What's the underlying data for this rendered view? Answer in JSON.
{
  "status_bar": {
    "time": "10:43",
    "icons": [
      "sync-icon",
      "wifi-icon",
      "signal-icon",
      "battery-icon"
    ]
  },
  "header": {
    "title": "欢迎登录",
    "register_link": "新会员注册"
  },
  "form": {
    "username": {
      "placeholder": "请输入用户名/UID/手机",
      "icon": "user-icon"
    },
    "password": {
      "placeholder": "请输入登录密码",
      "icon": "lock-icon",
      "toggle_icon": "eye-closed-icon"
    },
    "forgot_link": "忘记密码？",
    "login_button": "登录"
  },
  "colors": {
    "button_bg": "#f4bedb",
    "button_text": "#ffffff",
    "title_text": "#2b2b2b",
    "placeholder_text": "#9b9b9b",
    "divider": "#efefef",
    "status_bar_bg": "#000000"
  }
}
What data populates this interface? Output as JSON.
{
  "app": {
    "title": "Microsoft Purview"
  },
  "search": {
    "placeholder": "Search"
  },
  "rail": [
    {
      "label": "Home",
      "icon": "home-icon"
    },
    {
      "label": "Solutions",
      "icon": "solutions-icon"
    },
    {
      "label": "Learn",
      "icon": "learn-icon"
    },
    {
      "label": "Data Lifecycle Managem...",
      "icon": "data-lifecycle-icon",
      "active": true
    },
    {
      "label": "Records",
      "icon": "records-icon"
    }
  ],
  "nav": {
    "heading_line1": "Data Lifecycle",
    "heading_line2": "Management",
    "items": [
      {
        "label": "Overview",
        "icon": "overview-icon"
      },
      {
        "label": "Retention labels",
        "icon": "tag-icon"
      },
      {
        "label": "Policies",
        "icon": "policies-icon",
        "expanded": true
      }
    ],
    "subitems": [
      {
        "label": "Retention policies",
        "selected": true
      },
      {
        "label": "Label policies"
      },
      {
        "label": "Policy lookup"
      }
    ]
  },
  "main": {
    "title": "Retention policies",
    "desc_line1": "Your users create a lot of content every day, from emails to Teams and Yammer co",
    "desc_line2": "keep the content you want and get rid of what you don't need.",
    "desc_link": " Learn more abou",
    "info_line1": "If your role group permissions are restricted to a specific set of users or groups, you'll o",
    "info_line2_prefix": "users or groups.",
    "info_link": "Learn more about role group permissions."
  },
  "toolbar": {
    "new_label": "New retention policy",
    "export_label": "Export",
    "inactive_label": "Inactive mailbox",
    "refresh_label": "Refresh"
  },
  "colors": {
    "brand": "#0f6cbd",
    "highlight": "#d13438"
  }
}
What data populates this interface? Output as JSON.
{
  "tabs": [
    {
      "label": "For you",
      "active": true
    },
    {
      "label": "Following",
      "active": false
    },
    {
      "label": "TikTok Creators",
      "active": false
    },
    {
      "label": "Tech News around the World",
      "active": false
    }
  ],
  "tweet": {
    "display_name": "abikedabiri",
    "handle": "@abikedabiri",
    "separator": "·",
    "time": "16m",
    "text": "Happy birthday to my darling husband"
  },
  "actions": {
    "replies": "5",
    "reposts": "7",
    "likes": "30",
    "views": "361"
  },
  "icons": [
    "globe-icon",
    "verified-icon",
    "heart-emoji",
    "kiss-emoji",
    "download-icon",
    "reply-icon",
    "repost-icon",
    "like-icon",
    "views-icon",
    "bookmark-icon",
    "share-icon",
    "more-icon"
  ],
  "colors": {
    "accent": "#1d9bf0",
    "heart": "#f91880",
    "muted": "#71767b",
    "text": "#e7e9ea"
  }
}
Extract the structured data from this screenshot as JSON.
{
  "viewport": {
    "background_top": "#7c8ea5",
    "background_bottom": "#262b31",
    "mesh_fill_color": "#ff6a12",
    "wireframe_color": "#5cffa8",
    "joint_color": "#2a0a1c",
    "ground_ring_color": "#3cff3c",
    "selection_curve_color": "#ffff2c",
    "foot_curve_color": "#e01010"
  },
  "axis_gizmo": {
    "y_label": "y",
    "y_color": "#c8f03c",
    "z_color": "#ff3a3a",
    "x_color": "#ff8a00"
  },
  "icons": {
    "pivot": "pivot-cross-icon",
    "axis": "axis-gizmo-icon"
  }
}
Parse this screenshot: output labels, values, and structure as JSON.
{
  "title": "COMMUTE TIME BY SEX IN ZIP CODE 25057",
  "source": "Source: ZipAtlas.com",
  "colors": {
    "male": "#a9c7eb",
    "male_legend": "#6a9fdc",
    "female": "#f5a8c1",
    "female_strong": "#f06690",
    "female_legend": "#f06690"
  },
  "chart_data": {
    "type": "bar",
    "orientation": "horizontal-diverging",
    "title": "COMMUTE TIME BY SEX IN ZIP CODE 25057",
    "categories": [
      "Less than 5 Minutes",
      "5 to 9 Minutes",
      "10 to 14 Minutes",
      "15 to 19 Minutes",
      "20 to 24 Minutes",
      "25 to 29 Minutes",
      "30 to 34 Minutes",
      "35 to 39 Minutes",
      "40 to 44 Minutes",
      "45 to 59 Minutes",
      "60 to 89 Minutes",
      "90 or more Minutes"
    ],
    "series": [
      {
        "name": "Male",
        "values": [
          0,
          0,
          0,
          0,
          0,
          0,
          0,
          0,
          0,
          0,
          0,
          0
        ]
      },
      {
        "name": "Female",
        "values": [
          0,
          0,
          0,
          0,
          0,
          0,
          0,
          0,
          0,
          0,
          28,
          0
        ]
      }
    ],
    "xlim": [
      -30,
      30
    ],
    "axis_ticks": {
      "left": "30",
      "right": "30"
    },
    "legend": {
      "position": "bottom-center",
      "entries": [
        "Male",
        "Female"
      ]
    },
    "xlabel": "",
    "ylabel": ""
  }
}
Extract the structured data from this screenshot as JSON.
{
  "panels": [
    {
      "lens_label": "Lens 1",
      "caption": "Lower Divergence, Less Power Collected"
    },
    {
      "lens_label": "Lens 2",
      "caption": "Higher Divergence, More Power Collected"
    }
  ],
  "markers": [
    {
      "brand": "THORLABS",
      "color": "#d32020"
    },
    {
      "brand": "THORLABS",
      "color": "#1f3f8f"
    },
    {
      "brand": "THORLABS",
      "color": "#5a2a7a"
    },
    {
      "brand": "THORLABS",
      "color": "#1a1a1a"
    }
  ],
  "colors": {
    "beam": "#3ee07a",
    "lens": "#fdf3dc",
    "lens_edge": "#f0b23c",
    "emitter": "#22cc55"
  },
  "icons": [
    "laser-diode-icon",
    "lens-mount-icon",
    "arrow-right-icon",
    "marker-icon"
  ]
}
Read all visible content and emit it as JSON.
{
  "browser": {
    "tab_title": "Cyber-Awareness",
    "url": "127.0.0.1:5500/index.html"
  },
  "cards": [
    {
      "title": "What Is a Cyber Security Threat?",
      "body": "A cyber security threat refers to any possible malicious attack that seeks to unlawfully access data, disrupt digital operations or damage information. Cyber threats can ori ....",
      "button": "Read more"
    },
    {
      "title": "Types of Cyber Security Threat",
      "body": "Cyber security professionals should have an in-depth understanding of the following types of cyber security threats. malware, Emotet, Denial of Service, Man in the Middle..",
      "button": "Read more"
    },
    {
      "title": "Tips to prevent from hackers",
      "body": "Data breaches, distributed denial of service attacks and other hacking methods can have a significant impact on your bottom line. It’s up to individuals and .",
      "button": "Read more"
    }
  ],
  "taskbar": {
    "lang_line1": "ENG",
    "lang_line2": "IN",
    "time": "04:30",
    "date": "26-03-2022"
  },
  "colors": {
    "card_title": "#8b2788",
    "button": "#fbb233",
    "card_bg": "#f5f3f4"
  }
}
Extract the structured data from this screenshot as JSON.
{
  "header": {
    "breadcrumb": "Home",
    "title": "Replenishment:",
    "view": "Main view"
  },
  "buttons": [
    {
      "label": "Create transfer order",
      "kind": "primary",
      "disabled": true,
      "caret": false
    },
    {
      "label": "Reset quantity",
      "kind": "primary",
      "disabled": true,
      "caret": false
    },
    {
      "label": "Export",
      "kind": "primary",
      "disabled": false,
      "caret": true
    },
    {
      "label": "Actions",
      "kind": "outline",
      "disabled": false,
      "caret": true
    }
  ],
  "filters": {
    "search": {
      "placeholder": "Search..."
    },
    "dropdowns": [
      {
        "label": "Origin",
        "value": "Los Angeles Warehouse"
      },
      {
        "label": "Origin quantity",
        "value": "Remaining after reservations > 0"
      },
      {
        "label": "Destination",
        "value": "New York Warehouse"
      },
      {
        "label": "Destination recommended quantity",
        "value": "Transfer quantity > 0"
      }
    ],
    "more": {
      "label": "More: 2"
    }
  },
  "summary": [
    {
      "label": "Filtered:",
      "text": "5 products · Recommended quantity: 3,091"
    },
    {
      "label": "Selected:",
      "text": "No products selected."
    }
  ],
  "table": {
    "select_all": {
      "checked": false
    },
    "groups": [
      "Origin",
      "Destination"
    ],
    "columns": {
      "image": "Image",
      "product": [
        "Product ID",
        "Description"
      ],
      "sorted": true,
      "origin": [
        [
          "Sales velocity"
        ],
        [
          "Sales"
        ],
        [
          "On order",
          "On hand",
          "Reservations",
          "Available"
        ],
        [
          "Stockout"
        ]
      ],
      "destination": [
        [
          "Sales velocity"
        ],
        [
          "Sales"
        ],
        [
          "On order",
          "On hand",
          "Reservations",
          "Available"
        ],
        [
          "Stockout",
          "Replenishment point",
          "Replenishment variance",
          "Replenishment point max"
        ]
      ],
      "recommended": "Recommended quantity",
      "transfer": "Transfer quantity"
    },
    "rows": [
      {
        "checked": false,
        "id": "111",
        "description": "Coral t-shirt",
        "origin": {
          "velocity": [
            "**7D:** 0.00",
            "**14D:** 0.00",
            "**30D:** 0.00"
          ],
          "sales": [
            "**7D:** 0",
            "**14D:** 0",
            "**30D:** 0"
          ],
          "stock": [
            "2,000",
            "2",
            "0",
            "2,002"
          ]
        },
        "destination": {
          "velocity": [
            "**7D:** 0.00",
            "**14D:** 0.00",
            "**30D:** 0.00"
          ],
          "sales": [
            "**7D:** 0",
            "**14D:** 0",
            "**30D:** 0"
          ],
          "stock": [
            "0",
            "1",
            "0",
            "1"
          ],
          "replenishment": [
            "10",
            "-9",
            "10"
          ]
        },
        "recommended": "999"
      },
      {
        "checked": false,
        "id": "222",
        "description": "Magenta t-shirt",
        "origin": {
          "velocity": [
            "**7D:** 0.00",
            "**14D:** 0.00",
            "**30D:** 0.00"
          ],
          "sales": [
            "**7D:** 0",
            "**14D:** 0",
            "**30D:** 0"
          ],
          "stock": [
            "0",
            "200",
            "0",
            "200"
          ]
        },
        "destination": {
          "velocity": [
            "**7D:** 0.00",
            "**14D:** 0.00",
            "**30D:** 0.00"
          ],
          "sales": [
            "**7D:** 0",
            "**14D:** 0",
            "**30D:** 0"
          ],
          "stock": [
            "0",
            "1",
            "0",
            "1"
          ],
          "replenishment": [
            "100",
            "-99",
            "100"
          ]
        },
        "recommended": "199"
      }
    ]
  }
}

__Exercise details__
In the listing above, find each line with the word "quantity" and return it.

__Written answer__
      "label": "Reset quantity",
        "label": "Origin quantity",
        "label": "Destination recommended quantity",
        "value": "Transfer quantity > 0"
      "text": "5 products · Recommended quantity: 3,091"
      "recommended": "Recommended quantity",
      "transfer": "Transfer quantity"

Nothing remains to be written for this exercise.